What is required:
Exact retyping of the data: please keep every word and drop each picture.

Entries supplied:
____________
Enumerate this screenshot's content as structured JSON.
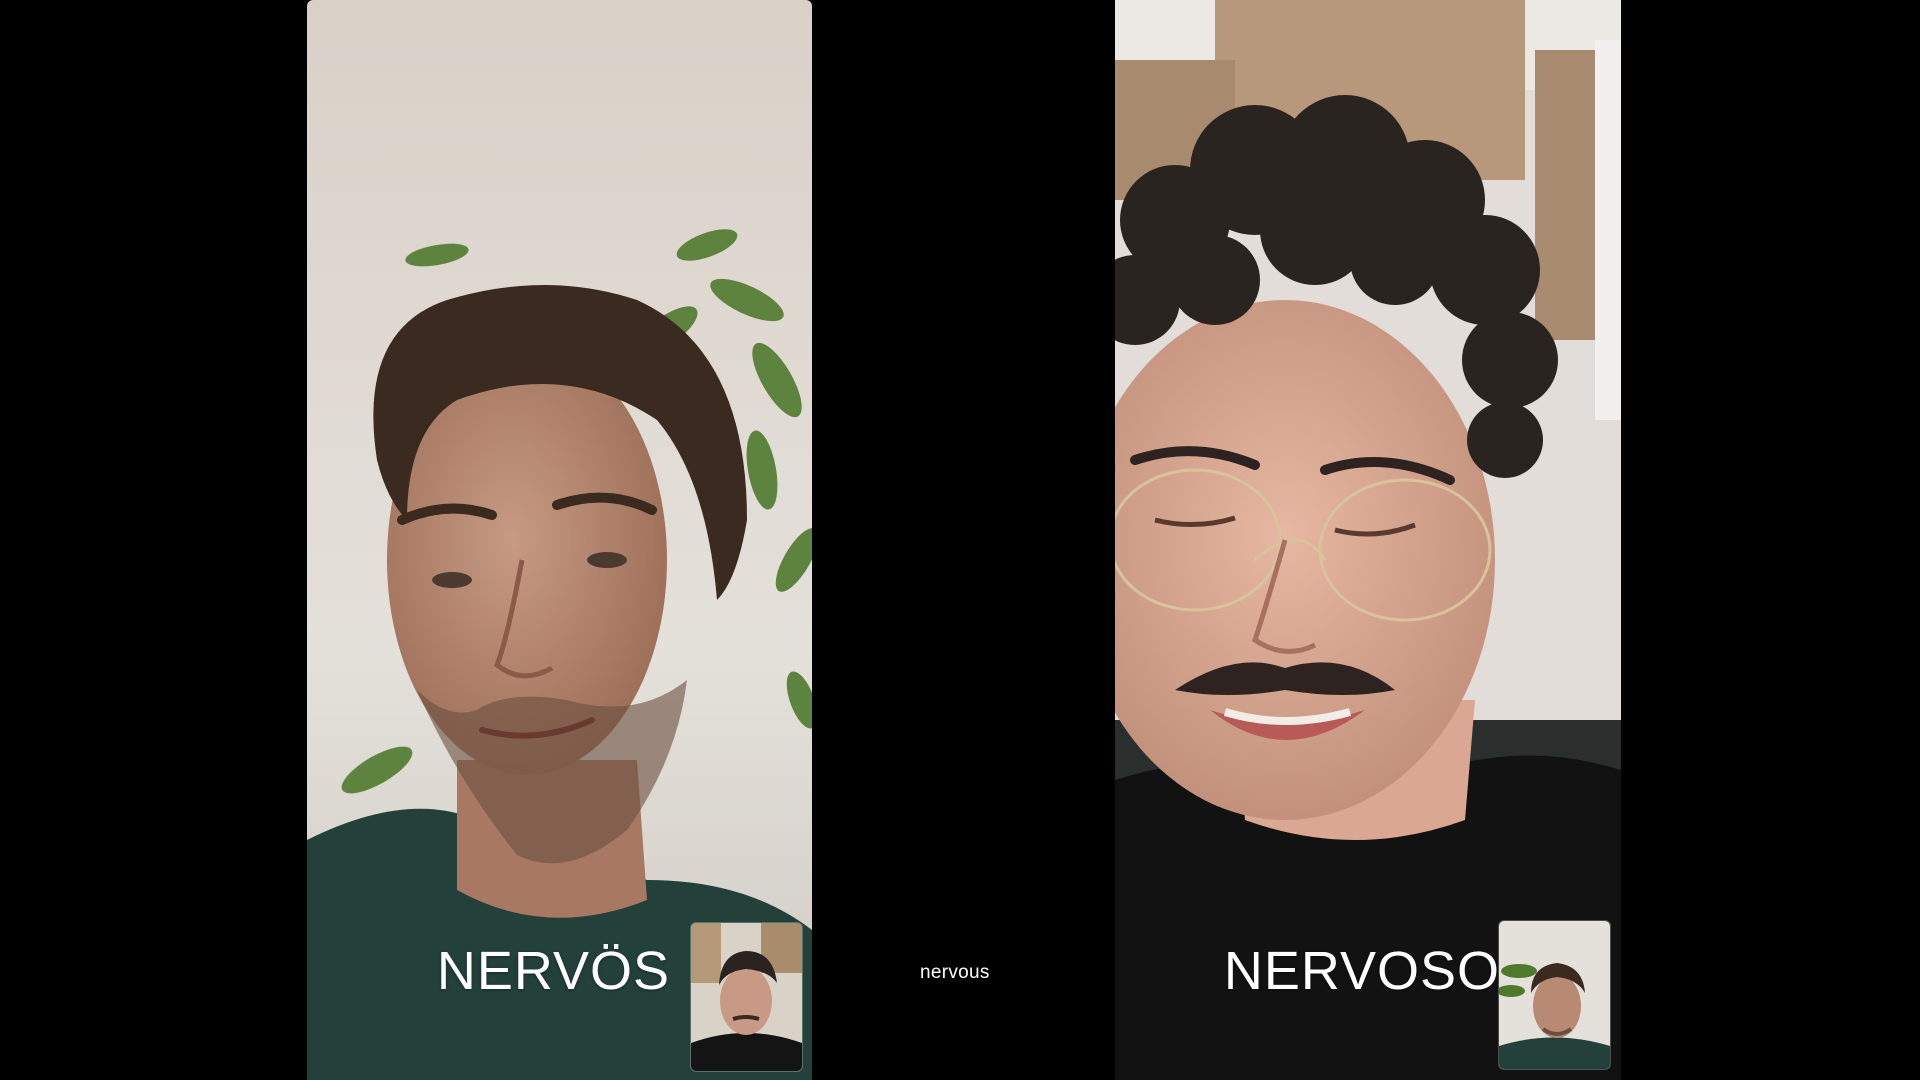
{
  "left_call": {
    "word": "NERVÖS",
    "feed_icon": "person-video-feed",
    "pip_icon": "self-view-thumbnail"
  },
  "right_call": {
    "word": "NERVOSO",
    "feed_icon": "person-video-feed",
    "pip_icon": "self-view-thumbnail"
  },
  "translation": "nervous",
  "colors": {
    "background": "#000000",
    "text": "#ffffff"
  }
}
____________
Expected answer:
Enumerate this screenshot's content as structured JSON.
{
  "left_call": {
    "word": "NERVÖS",
    "feed_icon": "person-video-feed",
    "pip_icon": "self-view-thumbnail"
  },
  "right_call": {
    "word": "NERVOSO",
    "feed_icon": "person-video-feed",
    "pip_icon": "self-view-thumbnail"
  },
  "translation": "nervous",
  "colors": {
    "background": "#000000",
    "text": "#ffffff"
  }
}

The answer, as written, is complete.